Special counsel Robert Mueller plans to end a portion of his Russia investigation by September 1, according to former New York City Mayor, and current member of President Trump’s legal team, Rudy Giuliani.
Giuliani said Mueller is hoping to end the obstruction of justice aspect of his investigation by then because extending it further would risk influencing November’s midterm elections. The FBI and the Department of Justice traditionally avoid publicizing investigations involving politicians or political issues less than 60 days before an election.
Mueller is investigating whether the Russia government attempted to interfere in or influence the outcome of the 2016 U.S. presidential election, and whether members of the Trump campaign cooperated with those efforts.
Giuliani said Mueller informed him of the timeline about two weeks ago when the two were negotiating a face-to-face interview between Robert Mueller and President Trump. Giuliani and Mueller have known each other for decades from their respective work in federal law enforcement.
Giuliani also offered some insight into the Presidential legal team’s strategy in defense of any obstruction charges. He said they would frame the outcome of any potential charge as pitting the credibility of President Trump against that of former FBI Director James Comey.
Comey has testified to Congress, and written extensively, about several one-on-one interactions with Trump in which the President, among other things, asked Comey to drop an investigation into his former national security adviser, Gen. Michael Flynn, as well as demanded Comey’s “personal loyalty.”
The President fired Comey last May and his termination led directly to the establishment of Mueller’s investigation.
“We want the concentration of this to be on Comey versus the president’s credibility, and I think we win that and people get that,” Giuliani said.
Giuliani also said that he hoped the DOJ would open an investigation into Comey for perjury. The President has denied asking Comey to unduly influence any investigation on his behalf.
Giuliani also expressed the desire to have the Department of Justice look into disclosures Comey made, through a friend, to The New York Times of memos he had written documenting his one-on-one interactions with the President. Allies of the President’s routinely characterize those memos as classified information.
Comey says they were personal notes made extemporaneously after each interaction and were not of a confidential nature.
By attacking Comey, the President’s legal team seems to be targeting the potential main witness of any obstruction of justice case that may be brought.
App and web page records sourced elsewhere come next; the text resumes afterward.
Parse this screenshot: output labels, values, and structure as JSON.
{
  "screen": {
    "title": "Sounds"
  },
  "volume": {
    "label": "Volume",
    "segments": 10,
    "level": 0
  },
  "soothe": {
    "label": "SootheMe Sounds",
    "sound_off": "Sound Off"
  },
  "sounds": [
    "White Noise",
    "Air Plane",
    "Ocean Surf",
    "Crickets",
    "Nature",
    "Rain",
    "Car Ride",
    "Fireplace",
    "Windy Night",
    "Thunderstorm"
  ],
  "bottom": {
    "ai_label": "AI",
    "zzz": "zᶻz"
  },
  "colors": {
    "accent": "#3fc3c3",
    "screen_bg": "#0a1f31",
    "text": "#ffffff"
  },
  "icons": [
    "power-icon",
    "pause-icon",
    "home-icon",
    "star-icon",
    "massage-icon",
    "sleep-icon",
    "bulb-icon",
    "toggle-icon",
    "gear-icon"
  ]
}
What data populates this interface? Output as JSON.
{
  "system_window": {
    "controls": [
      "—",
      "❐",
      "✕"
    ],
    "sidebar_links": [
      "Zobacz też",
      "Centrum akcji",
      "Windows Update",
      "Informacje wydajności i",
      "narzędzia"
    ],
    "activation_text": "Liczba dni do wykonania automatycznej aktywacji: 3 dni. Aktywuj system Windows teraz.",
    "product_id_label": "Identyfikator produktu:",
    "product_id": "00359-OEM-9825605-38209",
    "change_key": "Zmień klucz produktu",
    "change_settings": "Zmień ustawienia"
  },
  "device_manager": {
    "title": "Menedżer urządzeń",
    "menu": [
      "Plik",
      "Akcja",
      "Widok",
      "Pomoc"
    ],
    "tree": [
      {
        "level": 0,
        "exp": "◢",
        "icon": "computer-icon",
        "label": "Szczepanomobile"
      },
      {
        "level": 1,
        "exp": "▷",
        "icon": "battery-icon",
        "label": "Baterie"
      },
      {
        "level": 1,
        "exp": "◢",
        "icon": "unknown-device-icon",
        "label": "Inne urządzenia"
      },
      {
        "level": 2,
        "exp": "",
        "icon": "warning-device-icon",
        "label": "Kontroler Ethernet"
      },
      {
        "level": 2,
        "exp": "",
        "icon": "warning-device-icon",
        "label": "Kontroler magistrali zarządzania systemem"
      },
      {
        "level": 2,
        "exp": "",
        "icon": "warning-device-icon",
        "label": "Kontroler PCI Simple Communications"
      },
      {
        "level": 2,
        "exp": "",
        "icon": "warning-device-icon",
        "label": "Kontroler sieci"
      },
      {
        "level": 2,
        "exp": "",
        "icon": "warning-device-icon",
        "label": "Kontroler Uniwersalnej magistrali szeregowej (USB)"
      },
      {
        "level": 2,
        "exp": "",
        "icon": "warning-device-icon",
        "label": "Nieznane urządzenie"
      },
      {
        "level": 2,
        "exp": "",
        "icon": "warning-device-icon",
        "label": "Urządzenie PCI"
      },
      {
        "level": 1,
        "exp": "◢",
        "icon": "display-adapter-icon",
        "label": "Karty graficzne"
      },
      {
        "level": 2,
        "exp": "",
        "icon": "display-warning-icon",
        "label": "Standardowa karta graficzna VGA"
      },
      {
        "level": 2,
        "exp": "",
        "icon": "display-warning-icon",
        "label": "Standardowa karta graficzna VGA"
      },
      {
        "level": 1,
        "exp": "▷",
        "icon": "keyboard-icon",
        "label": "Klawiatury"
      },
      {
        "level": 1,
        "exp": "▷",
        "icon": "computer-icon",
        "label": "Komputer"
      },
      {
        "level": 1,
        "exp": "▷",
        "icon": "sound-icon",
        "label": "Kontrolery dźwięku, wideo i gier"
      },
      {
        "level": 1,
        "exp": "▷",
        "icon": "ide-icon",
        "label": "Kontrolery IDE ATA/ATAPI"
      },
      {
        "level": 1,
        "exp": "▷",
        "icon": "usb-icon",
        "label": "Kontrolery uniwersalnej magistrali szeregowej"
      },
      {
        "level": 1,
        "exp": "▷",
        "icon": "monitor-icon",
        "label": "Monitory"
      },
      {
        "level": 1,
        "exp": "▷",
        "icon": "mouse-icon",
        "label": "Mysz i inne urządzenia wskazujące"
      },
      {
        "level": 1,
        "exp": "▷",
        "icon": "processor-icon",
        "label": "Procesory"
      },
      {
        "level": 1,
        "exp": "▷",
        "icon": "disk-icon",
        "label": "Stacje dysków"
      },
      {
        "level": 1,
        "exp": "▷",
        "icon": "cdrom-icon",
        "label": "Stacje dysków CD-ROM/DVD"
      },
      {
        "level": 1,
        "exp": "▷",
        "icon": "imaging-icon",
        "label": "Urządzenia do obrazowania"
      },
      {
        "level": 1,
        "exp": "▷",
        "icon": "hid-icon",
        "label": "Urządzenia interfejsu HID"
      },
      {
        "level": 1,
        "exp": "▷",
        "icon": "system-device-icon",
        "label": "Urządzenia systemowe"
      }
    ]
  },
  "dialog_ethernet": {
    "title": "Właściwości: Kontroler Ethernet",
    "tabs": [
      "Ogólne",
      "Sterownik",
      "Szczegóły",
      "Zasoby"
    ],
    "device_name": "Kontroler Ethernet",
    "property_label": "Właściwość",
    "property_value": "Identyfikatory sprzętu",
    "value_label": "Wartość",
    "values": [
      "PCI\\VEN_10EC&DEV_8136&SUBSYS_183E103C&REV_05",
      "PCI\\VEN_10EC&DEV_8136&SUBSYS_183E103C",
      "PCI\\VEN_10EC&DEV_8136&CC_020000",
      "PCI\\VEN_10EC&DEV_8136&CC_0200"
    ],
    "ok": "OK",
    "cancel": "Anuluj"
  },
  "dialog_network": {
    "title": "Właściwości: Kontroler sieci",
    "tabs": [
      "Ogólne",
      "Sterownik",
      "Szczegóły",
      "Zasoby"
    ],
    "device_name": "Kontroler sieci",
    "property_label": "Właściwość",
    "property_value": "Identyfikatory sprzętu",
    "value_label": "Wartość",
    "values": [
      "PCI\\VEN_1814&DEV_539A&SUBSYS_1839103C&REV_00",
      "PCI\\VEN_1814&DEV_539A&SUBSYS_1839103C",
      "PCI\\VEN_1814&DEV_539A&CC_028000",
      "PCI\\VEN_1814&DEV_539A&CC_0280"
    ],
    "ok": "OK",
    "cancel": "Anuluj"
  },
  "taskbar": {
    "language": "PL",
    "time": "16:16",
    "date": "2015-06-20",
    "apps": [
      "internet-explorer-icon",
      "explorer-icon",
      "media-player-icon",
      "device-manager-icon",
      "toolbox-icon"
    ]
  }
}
By declaring a public end date to that aspect of the investigation, the President’s team also seems to be applying pressure to Mueller to stick to that timeline.
That strategy seems to have been corroborated by a U.S. official familiar with Mueller’s probe, who called Giuliani’s claim of a September 1 deadline, “entirely made-up” and “another apparent effort to pressure the special counsel to hasten the end of his work.”
“[Mueller will] wrap it up when he thinks he’s turned over every rock, and when that is will depend on how cooperative witnesses, persons of interest and maybe even some targets are, if any of those emerge, and on what new evidence he finds, not on some arbitrary, first-of-the-month deadline one of the president’s attorneys cooks up,” the official told Reuters.
Photo by Marc Nozell via Wikimedia Commons